Older Sibling With Autism or ADHD Raises Risk for Younger Children

In this study using 2 sets of population-based medical records, researchers found that children whose older brother or sister had autism were 30 times more likely to receive the same diagnosis and 3.7 times more likely to be diagnosed with ADHD than children whose older sibling did not have either disorder. Led by Meghan Miller, PhD, of the University of California, Davis MIND Institute, the team discovered that similarly, children with an older sibling who had ADHD were 13 times more likely to receive an ADHD diagnosis and 4.4 times more likely to be diagnosed with autism than children in the control group, they wrote in JAMA Pediatrics.



ADHD prescriptions are going up, but that doesn’t mean we’re over-medicating

The Australian Atlas for Healthcare Variation, released today, shows around 14,000 prescriptions were dispensed per 100,000 children aged 17 and under in 2016-17, compared with around 11,000 in 2013-14...So far, we have found only one in four children who met full ADHD criteria were taking medication at age ten. So it looks like, if anything, more children with ADHD should be referred for assessment and consideration of management options.



There May Be A Link Between Mom’s Postpartum Depression & ADHD In Kids, Study Says

A new study is highlighting why people need to continue building awareness around mental health, though, after finding that there may be a link between mom's postpartum depression and ADHD. This doesn't mean moms are to blame, but points to the importance of caring for moms' postnatal mental health.



Avoiding Tasks and ADHD

ADHD is a condition that’s as much about what you don’t do as what you do. Avoiding tasks that are unpleasant or simply uninteresting is a common sign of ADHD. The DSM diagnostic manual refers to this symptom as avoiding “tasks that require sustained mental effort.” Many people with ADHD report that it extends to tasks that are just tedious, like household chores, even if they don’t require a brilliant cognitive effort.



Air Force Admits Nearly 2,000 Airmen Under Medical Waiver Policy

The U.S. Air Force has admitted nearly 2,000 recruits on medical waivers for eczema, asthma, attention-deficit/hyperactivity disorder and other learning disabilities since a new medical policy went into effect nearly two years ago, according to recent statistics from the Air Force Surgeon General's office...More than 880 applicants received waivers for ADHD or a learning disability, the most given out for any condition.

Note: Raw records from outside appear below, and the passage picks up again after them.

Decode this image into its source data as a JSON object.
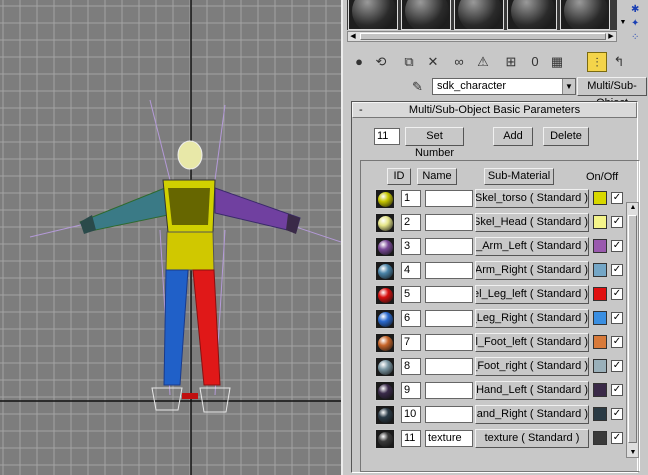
{
  "panel": {
    "object_name": "sdk_character",
    "material_type_button": "Multi/Sub-Object",
    "rollout_title": "Multi/Sub-Object Basic Parameters",
    "rollout_toggle": "-",
    "material_count": "11",
    "set_number_label": "Set Number",
    "add_label": "Add",
    "delete_label": "Delete",
    "columns": {
      "id": "ID",
      "name": "Name",
      "sub_material": "Sub-Material",
      "onoff": "On/Off"
    }
  },
  "rows": [
    {
      "id": "1",
      "name": "",
      "material": "Skel_torso  ( Standard )",
      "color": "#d8d800",
      "sphere": "#c8c800",
      "on": true
    },
    {
      "id": "2",
      "name": "",
      "material": "Skel_Head  ( Standard )",
      "color": "#f4f48a",
      "sphere": "#e6e68a",
      "on": true
    },
    {
      "id": "3",
      "name": "",
      "material": "Skel_Arm_Left  ( Standard )",
      "color": "#9a5aae",
      "sphere": "#7a4a98",
      "on": true
    },
    {
      "id": "4",
      "name": "",
      "material": "Skel_Arm_Right  ( Standard )",
      "color": "#74a6c6",
      "sphere": "#4a84a8",
      "on": true
    },
    {
      "id": "5",
      "name": "",
      "material": "Skel_Leg_left  ( Standard )",
      "color": "#e01010",
      "sphere": "#d81010",
      "on": true
    },
    {
      "id": "6",
      "name": "",
      "material": "Skel_Leg_Right  ( Standard )",
      "color": "#3a8ee0",
      "sphere": "#2a6ad0",
      "on": true
    },
    {
      "id": "7",
      "name": "",
      "material": "Skel_Foot_left  ( Standard )",
      "color": "#d87a3a",
      "sphere": "#c8662a",
      "on": true
    },
    {
      "id": "8",
      "name": "",
      "material": "Skel_Foot_right  ( Standard )",
      "color": "#9ab0ba",
      "sphere": "#7a96a2",
      "on": true
    },
    {
      "id": "9",
      "name": "",
      "material": "Skel_Hand_Left  ( Standard )",
      "color": "#3a2a48",
      "sphere": "#3a2a4a",
      "on": true
    },
    {
      "id": "10",
      "name": "",
      "material": "Skel_Hand_Right  ( Standard )",
      "color": "#2a3a44",
      "sphere": "#2a3a46",
      "on": true
    },
    {
      "id": "11",
      "name": "texture",
      "material": "texture  ( Standard )",
      "color": "#3a3a3a",
      "sphere": "#3a3a3a",
      "on": true
    }
  ],
  "colors": {
    "viewport_bg": "#7d7d7d",
    "panel_bg": "#c8c8c8",
    "selected_tool": "#f4d44a"
  },
  "icons": [
    "get-material-icon",
    "put-to-scene-icon",
    "assign-material-icon",
    "reset-map-icon",
    "make-copy-icon",
    "make-unique-icon",
    "put-to-library-icon",
    "material-effects-channel-icon",
    "show-map-in-viewport-icon",
    "show-end-result-icon",
    "go-to-parent-icon",
    "pick-from-object-icon"
  ]
}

Some hyperactive kids may have sleep apnea, not ADHD

When Kian Yazdani was in Grade 1, it was clear something was wrong. He was often upset in the morning, and his teachers reported that he had angry outbursts at school. Doctors suggested ADHD as the culprit, but Melody Yazdani wasn’t so sure. Noting that her son had dark circles under his eyes, she started doing her own research.



How Cisco’s Former CEO Turned A Secret ‘Disability’ Into His Greatest Strength

During a recent conversation with legendary Cisco CEO, John Chambers, he leaned closer to me and said, “My hands sweat to this day when I talk about it.” It is growing up with dyslexia. Chambers can speak confidently to an audience of 10,000 people with presidents or prime ministers by his side, but talking about dyslexia still brings up painful childhood memories of kids laughing in class when he tried to read.



High-Dose Antipsychotics Raise Kids’ Risk of Unexpected Death

Investigators at Vanderbilt University Medical Center in Nashville, Tennessee, found the risk of death associated with off-label antipsychotic use at doses higher than 50 mg in patients age 5 to 24 years was 3.5-fold greater than their counterparts not receiving antipsychotics. Child and adolescent psychiatrists already exercise "a great deal of caution" when prescribing antipsychotics in young people and can refer to guidelines for evaluation and monitoring when using these drugs, lead author, Wayne A. Ray, PhD, professor, Department of Health Policy, Vanderbilt University School of Medicine, Nashville, told Medscape Medical News.